Give the number of lines in these entries that contain the string "Roberts", with no further comment.

#### Records to process

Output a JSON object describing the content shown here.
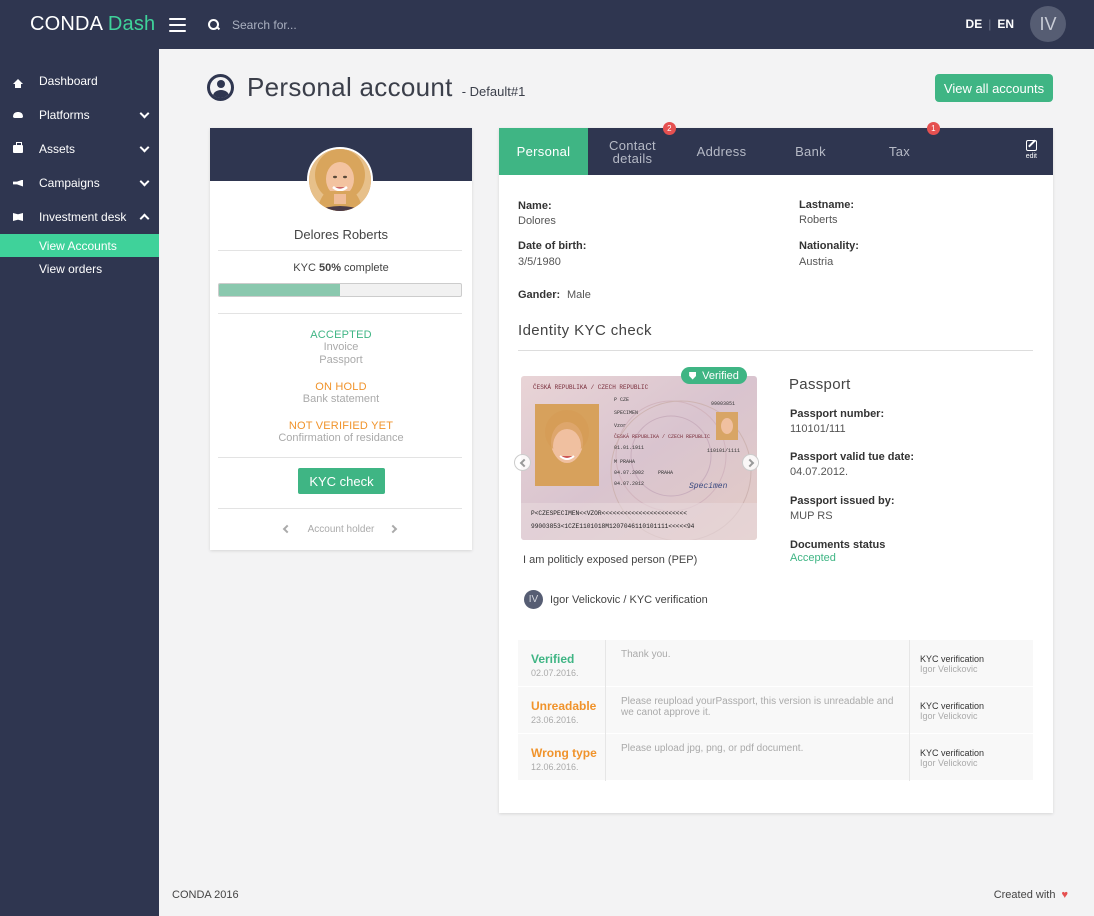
{
  "brand": {
    "name": "CONDA",
    "accent": "Dash"
  },
  "search": {
    "placeholder": "Search for..."
  },
  "lang": {
    "de": "DE",
    "en": "EN"
  },
  "user": {
    "initials": "IV"
  },
  "sidebar": {
    "items": [
      {
        "label": "Dashboard",
        "icon": "home-icon"
      },
      {
        "label": "Platforms",
        "icon": "cloud-icon"
      },
      {
        "label": "Assets",
        "icon": "briefcase-icon"
      },
      {
        "label": "Campaigns",
        "icon": "megaphone-icon"
      },
      {
        "label": "Investment desk",
        "icon": "book-icon"
      }
    ],
    "sub_items": [
      {
        "label": "View Accounts",
        "active": true
      },
      {
        "label": "View orders",
        "active": false
      }
    ]
  },
  "page": {
    "title": "Personal account",
    "subtitle": "- Default#1",
    "view_all_label": "View all accounts"
  },
  "profile": {
    "name": "Delores Roberts",
    "kyc_prefix": "KYC ",
    "kyc_percent": "50%",
    "kyc_suffix": " complete",
    "kyc_progress": 0.5,
    "statuses": [
      {
        "title": "ACCEPTED",
        "docs": [
          "Invoice",
          "Passport"
        ],
        "color": "green"
      },
      {
        "title": "ON HOLD",
        "docs": [
          "Bank statement"
        ],
        "color": "orange"
      },
      {
        "title": "NOT VERIFIED YET",
        "docs": [
          "Confirmation of residance"
        ],
        "color": "orange"
      }
    ],
    "kyc_button": "KYC check",
    "pager_label": "Account holder"
  },
  "tabs": [
    {
      "label": "Personal",
      "active": true,
      "badge": ""
    },
    {
      "label": "Contact details",
      "active": false,
      "badge": "2"
    },
    {
      "label": "Address",
      "active": false,
      "badge": ""
    },
    {
      "label": "Bank",
      "active": false,
      "badge": ""
    },
    {
      "label": "Tax",
      "active": false,
      "badge": "1"
    }
  ],
  "edit_label": "edit",
  "personal": {
    "name_label": "Name:",
    "name": "Dolores",
    "lastname_label": "Lastname:",
    "lastname": "Roberts",
    "dob_label": "Date of birth:",
    "dob": "3/5/1980",
    "nationality_label": "Nationality:",
    "nationality": "Austria",
    "gender_label": "Gander:",
    "gender": "Male"
  },
  "identity": {
    "title": "Identity KYC check",
    "verified_label": "Verified",
    "pep_text": "I am politicly exposed person (PEP)",
    "passport_title": "Passport",
    "number_label": "Passport number:",
    "number": "110101/111",
    "valid_label": "Passport valid tue date:",
    "valid": "04.07.2012.",
    "issued_label": "Passport issued by:",
    "issued": "MUP RS",
    "status_label": "Documents status",
    "status": "Accepted",
    "passport_text": {
      "header": "ČESKÁ REPUBLIKA / CZECH REPUBLIC",
      "type_line": "P   CZE",
      "number": "99003851",
      "surname": "SPECIMEN",
      "given": "Vzor",
      "republic": "ČESKÁ REPUBLIKA / CZECH REPUBLIC",
      "dob": "01.01.1911",
      "personal_no": "110101/1111",
      "sex_place": "M      PRAHA",
      "issue_date": "04.07.2002",
      "issue_place": "PRAHA",
      "expiry": "04.07.2012",
      "signature": "Specimen",
      "mrz1": "P<CZESPECIMEN<<VZOR<<<<<<<<<<<<<<<<<<<<<<<",
      "mrz2": "99003853<1CZE1101018M1207046110101111<<<<<94"
    }
  },
  "verifier": {
    "initials": "IV",
    "text": "Igor Velickovic / KYC verification"
  },
  "history": [
    {
      "status": "Verified",
      "date": "02.07.2016.",
      "message": "Thank you.",
      "type": "KYC verification",
      "by": "Igor Velickovic",
      "color": "green"
    },
    {
      "status": "Unreadable",
      "date": "23.06.2016.",
      "message": "Please reupload yourPassport, this version is unreadable and we canot approve it.",
      "type": "KYC verification",
      "by": "Igor Velickovic",
      "color": "orange"
    },
    {
      "status": "Wrong type",
      "date": "12.06.2016.",
      "message": "Please upload jpg, png, or pdf document.",
      "type": "KYC verification",
      "by": "Igor Velickovic",
      "color": "orange"
    }
  ],
  "footer": {
    "left": "CONDA 2016",
    "right": "Created with"
  },
  "colors": {
    "navy": "#2f3650",
    "green": "#3fb584",
    "mint": "#3fd29a",
    "orange": "#f0932b",
    "red": "#e55050"
  }
}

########

**Result of the task:**
2